Likewise, to the extent there were irregularities in the Loan Guarantee Program process that awarded Solyndra its consideration (multiple problems have been uncovered by the Government Accountability Office), aggressive steps should be taken to ensure the integrity of this and other government investment programs. Investing in fast-moving technology, whether by government or the private sector, is tough work that requires impeccable rigor and no special pleading.

Nonetheless, it would be a serious mistake to over-interpret regarding the Solyndra crack-up, whether to generalize about the solar industry and cleantech or to broadly indict particular technology and development policies.

Begin with solar and cleantech: To be sure, several companies with more expensive products like Solyndra have faltered this summer, citing price declines and Chinese competition.

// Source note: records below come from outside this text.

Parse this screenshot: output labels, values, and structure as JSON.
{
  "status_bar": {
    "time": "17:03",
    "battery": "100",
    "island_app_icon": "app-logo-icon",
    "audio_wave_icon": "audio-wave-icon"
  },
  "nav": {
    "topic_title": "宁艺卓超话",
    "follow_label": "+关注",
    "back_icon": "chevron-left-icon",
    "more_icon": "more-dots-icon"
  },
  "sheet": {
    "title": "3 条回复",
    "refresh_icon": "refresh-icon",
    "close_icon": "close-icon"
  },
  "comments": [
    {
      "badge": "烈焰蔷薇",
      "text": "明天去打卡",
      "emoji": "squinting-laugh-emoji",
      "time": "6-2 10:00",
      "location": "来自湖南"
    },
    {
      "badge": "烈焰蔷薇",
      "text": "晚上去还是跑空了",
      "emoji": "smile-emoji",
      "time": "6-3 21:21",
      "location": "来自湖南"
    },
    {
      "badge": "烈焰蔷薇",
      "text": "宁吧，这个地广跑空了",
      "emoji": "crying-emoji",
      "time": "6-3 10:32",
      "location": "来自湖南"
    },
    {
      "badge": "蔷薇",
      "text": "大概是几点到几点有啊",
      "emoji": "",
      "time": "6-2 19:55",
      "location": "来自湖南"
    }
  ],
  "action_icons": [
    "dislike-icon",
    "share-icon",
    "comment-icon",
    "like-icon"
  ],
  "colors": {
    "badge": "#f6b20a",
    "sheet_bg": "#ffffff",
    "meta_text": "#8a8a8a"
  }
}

Yet for all that the U.S. solar and broader "cleantech" industries remain crowded, vibrant, and growing as producers and innovators proceed rapidly down relevant technology, price, and scaling curves.

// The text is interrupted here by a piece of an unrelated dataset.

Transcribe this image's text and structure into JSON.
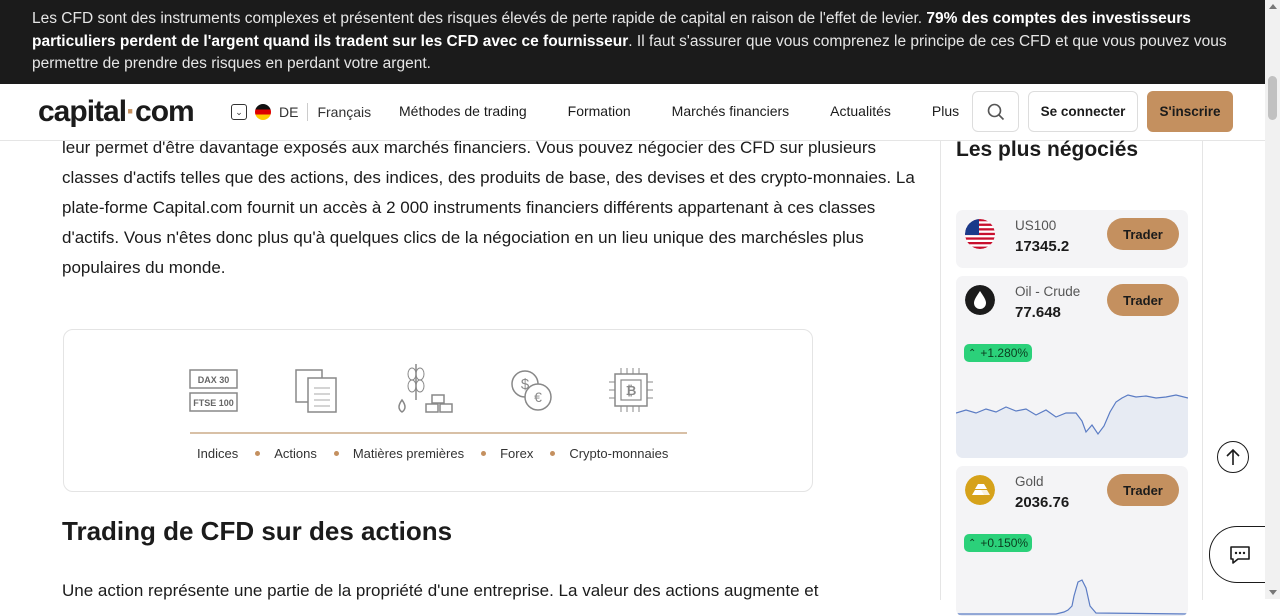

Solyndra's more expensive technology failed in the market because conventional photovoltaic companies -- including many in the U.S. -- have so dramatically driven down the price of conventional panels through technology and process gains, as notes solar executive and blogger Arno Harris. In that connection, the Brookings-Battelle Clean Economy database my team prepared in developing our recent "Sizing the Clean Economy" report identified 121 different solar photovoltaic manufacturing companies operating in the United States last year. Through the decade employment at solar PV and more general "cleantech" establishments has been growing 10 and 8 percent a year -- more than twice as fast as that in other industry establishments.

Also relevant is a new study by GTM Research for the U.S. solar industry that found that the U.S. is a net solar exporter, with a positive trade balance of $1.8 billion. While many of the modules are imported, nearly 80 percent of the final costs for solar photovoltaic systems goes to U.S. companies. The U.S. even has a positive trade balance with China in this subsector; because of exports of polysilicon and capital equipment.

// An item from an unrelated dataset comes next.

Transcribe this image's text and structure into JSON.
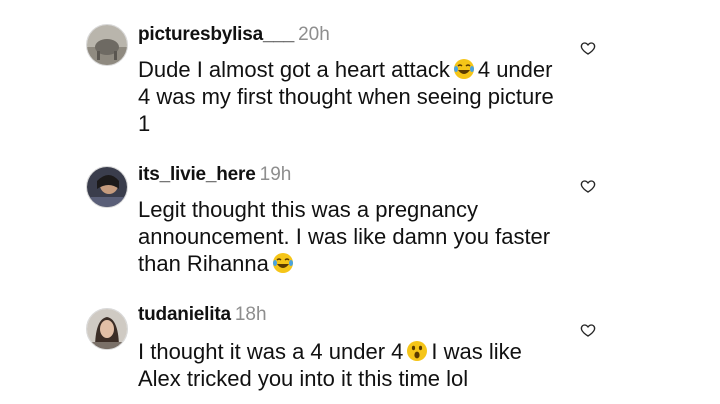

As to the matter of policy, the blow-up of one particular loan guarantee to one particular company with one particular technology should not be spun into any broad new chilling of U.S. efforts to compete more aggressively in cleantech and other advanced manufacturing industries.

The growth of manufacturing- and capital-intensive industries often requires government engagement. And yet, competition and innovation inevitably involve creation and destruction. That means it's a fact of life that, as awkward as it is, government efforts will need to accept a modicum of failure in order to create much greater and lasting value.

Beyond that, the fact remains, notwithstanding an imperfect loan guarantee program, that U.S. clean energy policy as a whole is -- as we argue in our recent report -- incomplete, fragmented, and uncertain.

Winning policy environments around the world foster strong and steady domestic demand for clean energy; provide patient, smart, and risk-tolerant financing; and invest in innovation. However, this nation has been falling short on all of those fronts even before the Solyndra mess. It would be a tragedy if the failure of Solyndra occasions further weakening of U.S. cleantech policy.

In the end, the failure of Solyndra should refocus the nation's efforts on getting general energy policies right; developing rigorous, market-informed finance strategies; and working even harder to rebuild the economy on a firm and environmentally responsible basis. Let's make that what we learn from the Solyndra collapse.

Mark Muro (Twitter: @MarkMuro1) is a senior fellow and the policy director of the Metropolitan Policy Program at Brookings, where Jonathan Rothwell is a senior research analyst. They are co-authors of the Brookings Institution report, "Sizing the Clean Economy: A National and Regional Green Job Assessment."

Popular in the Community